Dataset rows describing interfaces
*** Block opens ***

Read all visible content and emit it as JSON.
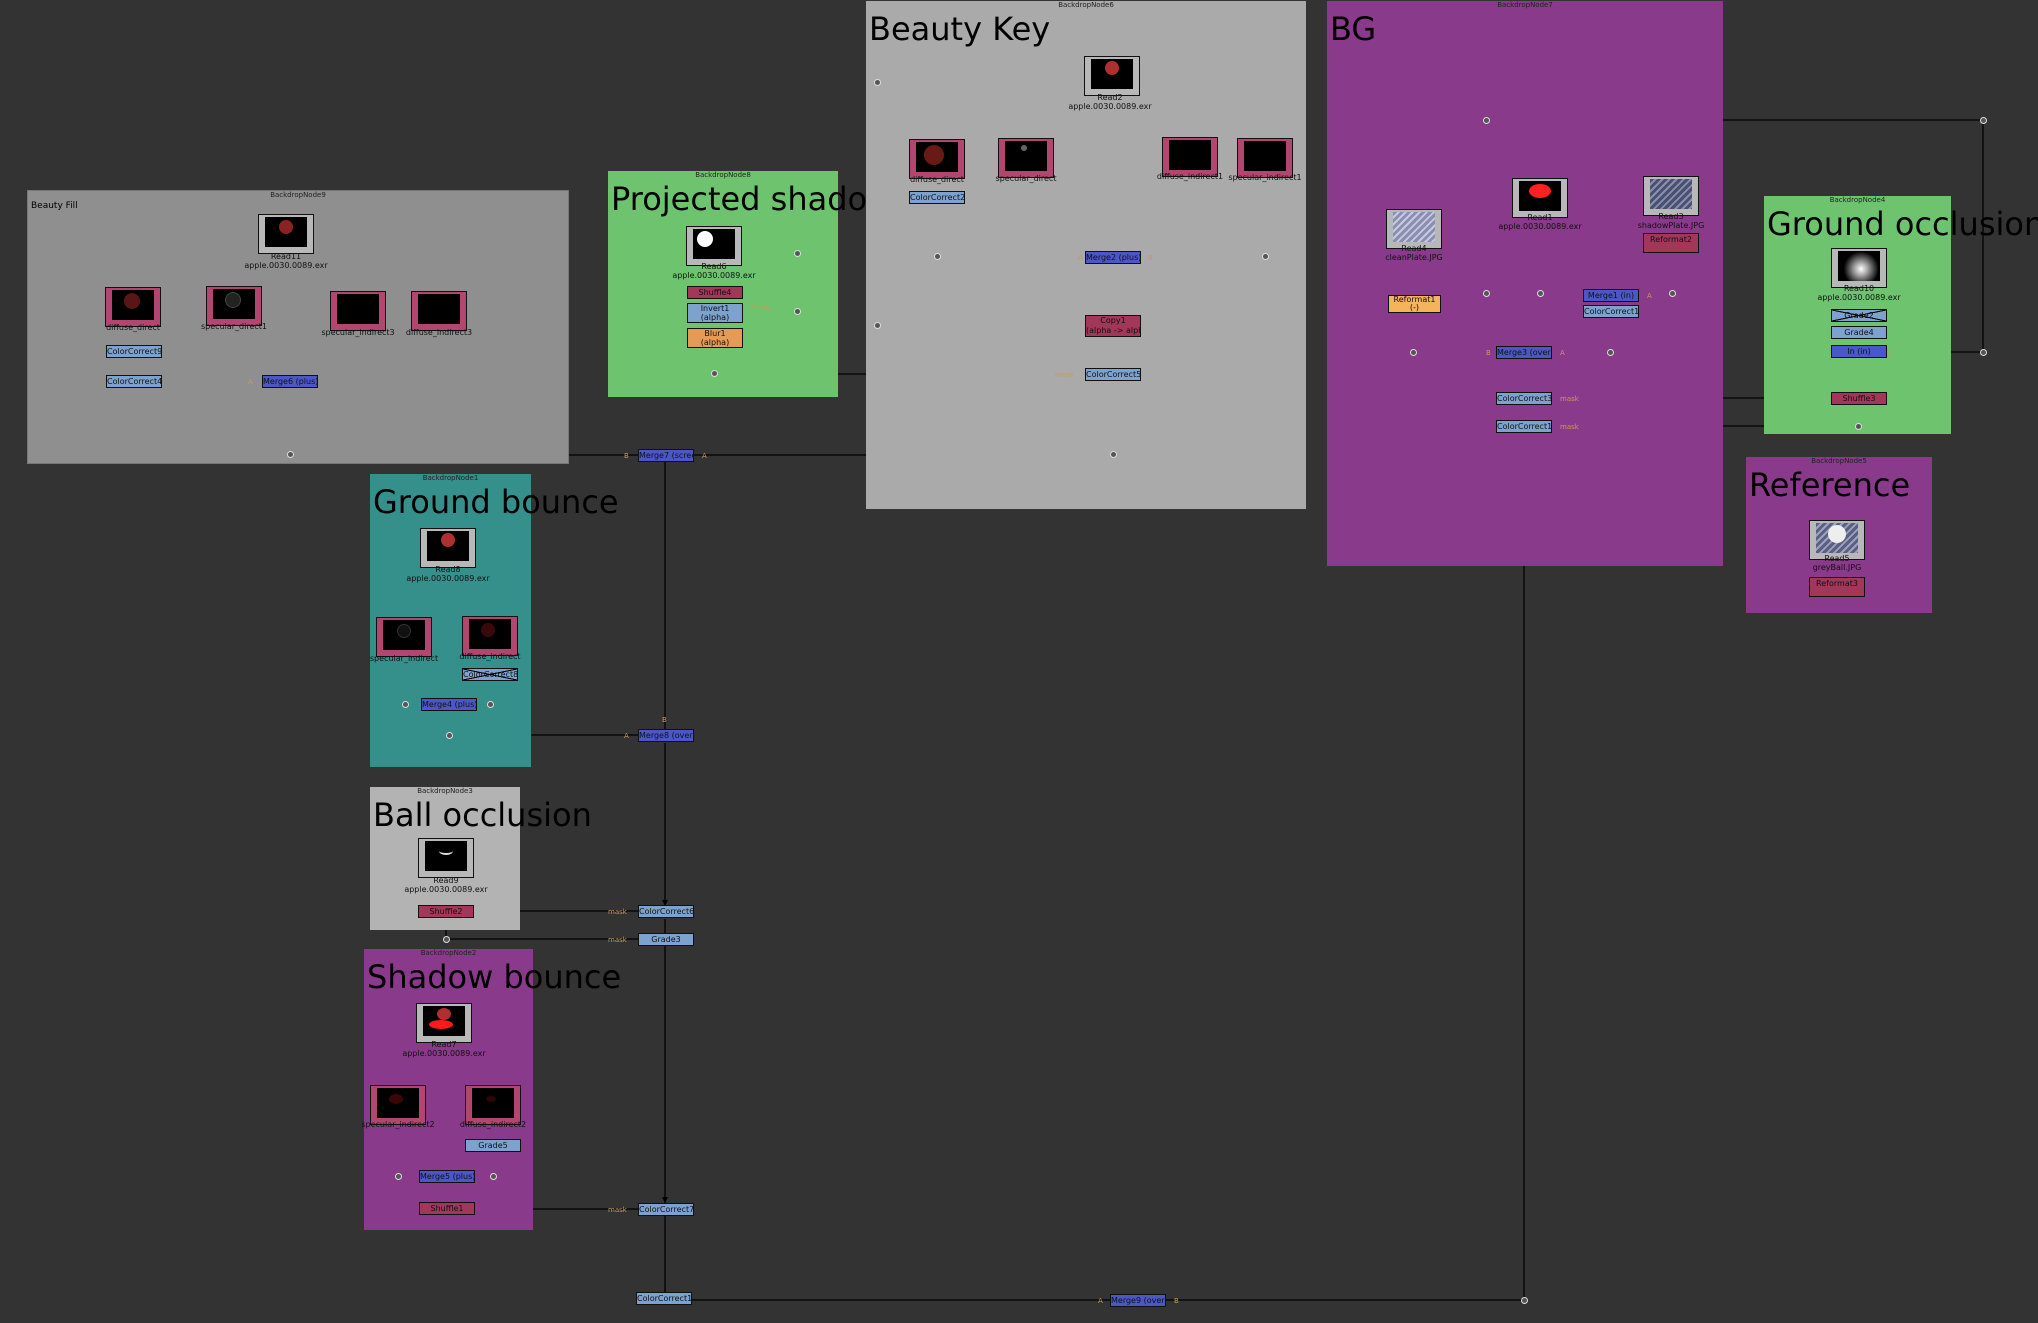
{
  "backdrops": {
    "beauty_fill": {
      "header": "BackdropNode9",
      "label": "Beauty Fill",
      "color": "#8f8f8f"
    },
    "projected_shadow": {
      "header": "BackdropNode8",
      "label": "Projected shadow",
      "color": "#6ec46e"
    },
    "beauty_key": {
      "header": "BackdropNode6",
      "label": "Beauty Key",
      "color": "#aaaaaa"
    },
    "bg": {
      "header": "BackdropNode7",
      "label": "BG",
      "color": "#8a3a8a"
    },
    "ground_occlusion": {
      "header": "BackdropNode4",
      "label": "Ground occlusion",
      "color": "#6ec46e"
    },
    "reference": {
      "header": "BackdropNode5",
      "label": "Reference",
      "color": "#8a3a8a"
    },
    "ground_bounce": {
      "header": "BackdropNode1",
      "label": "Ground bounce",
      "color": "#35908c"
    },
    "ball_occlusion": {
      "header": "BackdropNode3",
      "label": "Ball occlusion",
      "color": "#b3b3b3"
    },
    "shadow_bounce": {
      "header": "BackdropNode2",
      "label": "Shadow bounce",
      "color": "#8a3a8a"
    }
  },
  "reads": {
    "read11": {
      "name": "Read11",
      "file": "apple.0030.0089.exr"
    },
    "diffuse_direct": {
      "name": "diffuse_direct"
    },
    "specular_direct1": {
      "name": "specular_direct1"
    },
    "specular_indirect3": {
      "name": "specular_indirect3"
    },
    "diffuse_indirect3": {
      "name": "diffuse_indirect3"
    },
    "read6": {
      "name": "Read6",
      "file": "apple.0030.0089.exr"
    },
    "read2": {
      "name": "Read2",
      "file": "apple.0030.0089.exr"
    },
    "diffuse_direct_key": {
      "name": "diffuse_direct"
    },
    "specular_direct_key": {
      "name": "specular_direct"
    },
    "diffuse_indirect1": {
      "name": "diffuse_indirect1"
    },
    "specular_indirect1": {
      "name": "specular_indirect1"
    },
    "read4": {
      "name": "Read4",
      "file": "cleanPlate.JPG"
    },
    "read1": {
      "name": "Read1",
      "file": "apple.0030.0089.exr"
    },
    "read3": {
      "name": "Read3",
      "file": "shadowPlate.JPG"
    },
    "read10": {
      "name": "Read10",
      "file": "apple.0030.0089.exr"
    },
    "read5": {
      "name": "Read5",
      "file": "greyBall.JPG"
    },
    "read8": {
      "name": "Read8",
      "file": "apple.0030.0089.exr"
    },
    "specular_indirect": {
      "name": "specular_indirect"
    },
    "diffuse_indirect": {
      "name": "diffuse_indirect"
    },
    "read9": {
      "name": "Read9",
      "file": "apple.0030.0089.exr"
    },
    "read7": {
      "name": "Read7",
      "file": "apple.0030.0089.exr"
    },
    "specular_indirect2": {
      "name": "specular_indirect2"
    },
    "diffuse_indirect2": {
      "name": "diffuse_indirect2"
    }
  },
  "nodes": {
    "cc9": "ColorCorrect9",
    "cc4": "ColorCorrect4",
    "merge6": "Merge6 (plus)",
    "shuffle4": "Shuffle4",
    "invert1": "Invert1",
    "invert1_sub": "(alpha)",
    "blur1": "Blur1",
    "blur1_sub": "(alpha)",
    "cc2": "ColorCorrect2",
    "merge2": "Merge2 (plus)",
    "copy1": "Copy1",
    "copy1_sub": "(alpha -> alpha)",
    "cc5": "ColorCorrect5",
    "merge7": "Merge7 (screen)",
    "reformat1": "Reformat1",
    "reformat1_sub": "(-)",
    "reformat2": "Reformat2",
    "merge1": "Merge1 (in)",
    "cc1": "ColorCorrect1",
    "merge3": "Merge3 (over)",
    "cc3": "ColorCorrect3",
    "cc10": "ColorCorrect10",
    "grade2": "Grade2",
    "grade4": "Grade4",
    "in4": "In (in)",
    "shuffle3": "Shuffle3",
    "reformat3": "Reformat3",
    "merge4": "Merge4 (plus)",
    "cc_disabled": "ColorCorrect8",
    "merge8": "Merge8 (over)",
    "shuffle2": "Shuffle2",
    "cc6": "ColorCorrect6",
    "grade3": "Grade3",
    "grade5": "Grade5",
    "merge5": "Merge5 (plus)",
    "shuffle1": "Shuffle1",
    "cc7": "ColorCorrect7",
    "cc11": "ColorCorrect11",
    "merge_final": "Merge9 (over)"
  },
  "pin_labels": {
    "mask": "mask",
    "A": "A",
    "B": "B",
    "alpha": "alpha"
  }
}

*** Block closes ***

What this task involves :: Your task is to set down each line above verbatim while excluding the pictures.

Solution to the problem ::
Read all visible content and emit it as JSON.
{
  "backdrops": {
    "beauty_fill": {
      "header": "BackdropNode9",
      "label": "Beauty Fill",
      "color": "#8f8f8f"
    },
    "projected_shadow": {
      "header": "BackdropNode8",
      "label": "Projected shadow",
      "color": "#6ec46e"
    },
    "beauty_key": {
      "header": "BackdropNode6",
      "label": "Beauty Key",
      "color": "#aaaaaa"
    },
    "bg": {
      "header": "BackdropNode7",
      "label": "BG",
      "color": "#8a3a8a"
    },
    "ground_occlusion": {
      "header": "BackdropNode4",
      "label": "Ground occlusion",
      "color": "#6ec46e"
    },
    "reference": {
      "header": "BackdropNode5",
      "label": "Reference",
      "color": "#8a3a8a"
    },
    "ground_bounce": {
      "header": "BackdropNode1",
      "label": "Ground bounce",
      "color": "#35908c"
    },
    "ball_occlusion": {
      "header": "BackdropNode3",
      "label": "Ball occlusion",
      "color": "#b3b3b3"
    },
    "shadow_bounce": {
      "header": "BackdropNode2",
      "label": "Shadow bounce",
      "color": "#8a3a8a"
    }
  },
  "reads": {
    "read11": {
      "name": "Read11",
      "file": "apple.0030.0089.exr"
    },
    "diffuse_direct": {
      "name": "diffuse_direct"
    },
    "specular_direct1": {
      "name": "specular_direct1"
    },
    "specular_indirect3": {
      "name": "specular_indirect3"
    },
    "diffuse_indirect3": {
      "name": "diffuse_indirect3"
    },
    "read6": {
      "name": "Read6",
      "file": "apple.0030.0089.exr"
    },
    "read2": {
      "name": "Read2",
      "file": "apple.0030.0089.exr"
    },
    "diffuse_direct_key": {
      "name": "diffuse_direct"
    },
    "specular_direct_key": {
      "name": "specular_direct"
    },
    "diffuse_indirect1": {
      "name": "diffuse_indirect1"
    },
    "specular_indirect1": {
      "name": "specular_indirect1"
    },
    "read4": {
      "name": "Read4",
      "file": "cleanPlate.JPG"
    },
    "read1": {
      "name": "Read1",
      "file": "apple.0030.0089.exr"
    },
    "read3": {
      "name": "Read3",
      "file": "shadowPlate.JPG"
    },
    "read10": {
      "name": "Read10",
      "file": "apple.0030.0089.exr"
    },
    "read5": {
      "name": "Read5",
      "file": "greyBall.JPG"
    },
    "read8": {
      "name": "Read8",
      "file": "apple.0030.0089.exr"
    },
    "specular_indirect": {
      "name": "specular_indirect"
    },
    "diffuse_indirect": {
      "name": "diffuse_indirect"
    },
    "read9": {
      "name": "Read9",
      "file": "apple.0030.0089.exr"
    },
    "read7": {
      "name": "Read7",
      "file": "apple.0030.0089.exr"
    },
    "specular_indirect2": {
      "name": "specular_indirect2"
    },
    "diffuse_indirect2": {
      "name": "diffuse_indirect2"
    }
  },
  "nodes": {
    "cc9": "ColorCorrect9",
    "cc4": "ColorCorrect4",
    "merge6": "Merge6 (plus)",
    "shuffle4": "Shuffle4",
    "invert1": "Invert1",
    "invert1_sub": "(alpha)",
    "blur1": "Blur1",
    "blur1_sub": "(alpha)",
    "cc2": "ColorCorrect2",
    "merge2": "Merge2 (plus)",
    "copy1": "Copy1",
    "copy1_sub": "(alpha -> alpha)",
    "cc5": "ColorCorrect5",
    "merge7": "Merge7 (screen)",
    "reformat1": "Reformat1",
    "reformat1_sub": "(-)",
    "reformat2": "Reformat2",
    "merge1": "Merge1 (in)",
    "cc1": "ColorCorrect1",
    "merge3": "Merge3 (over)",
    "cc3": "ColorCorrect3",
    "cc10": "ColorCorrect10",
    "grade2": "Grade2",
    "grade4": "Grade4",
    "in4": "In (in)",
    "shuffle3": "Shuffle3",
    "reformat3": "Reformat3",
    "merge4": "Merge4 (plus)",
    "cc_disabled": "ColorCorrect8",
    "merge8": "Merge8 (over)",
    "shuffle2": "Shuffle2",
    "cc6": "ColorCorrect6",
    "grade3": "Grade3",
    "grade5": "Grade5",
    "merge5": "Merge5 (plus)",
    "shuffle1": "Shuffle1",
    "cc7": "ColorCorrect7",
    "cc11": "ColorCorrect11",
    "merge_final": "Merge9 (over)"
  },
  "pin_labels": {
    "mask": "mask",
    "A": "A",
    "B": "B",
    "alpha": "alpha"
  }
}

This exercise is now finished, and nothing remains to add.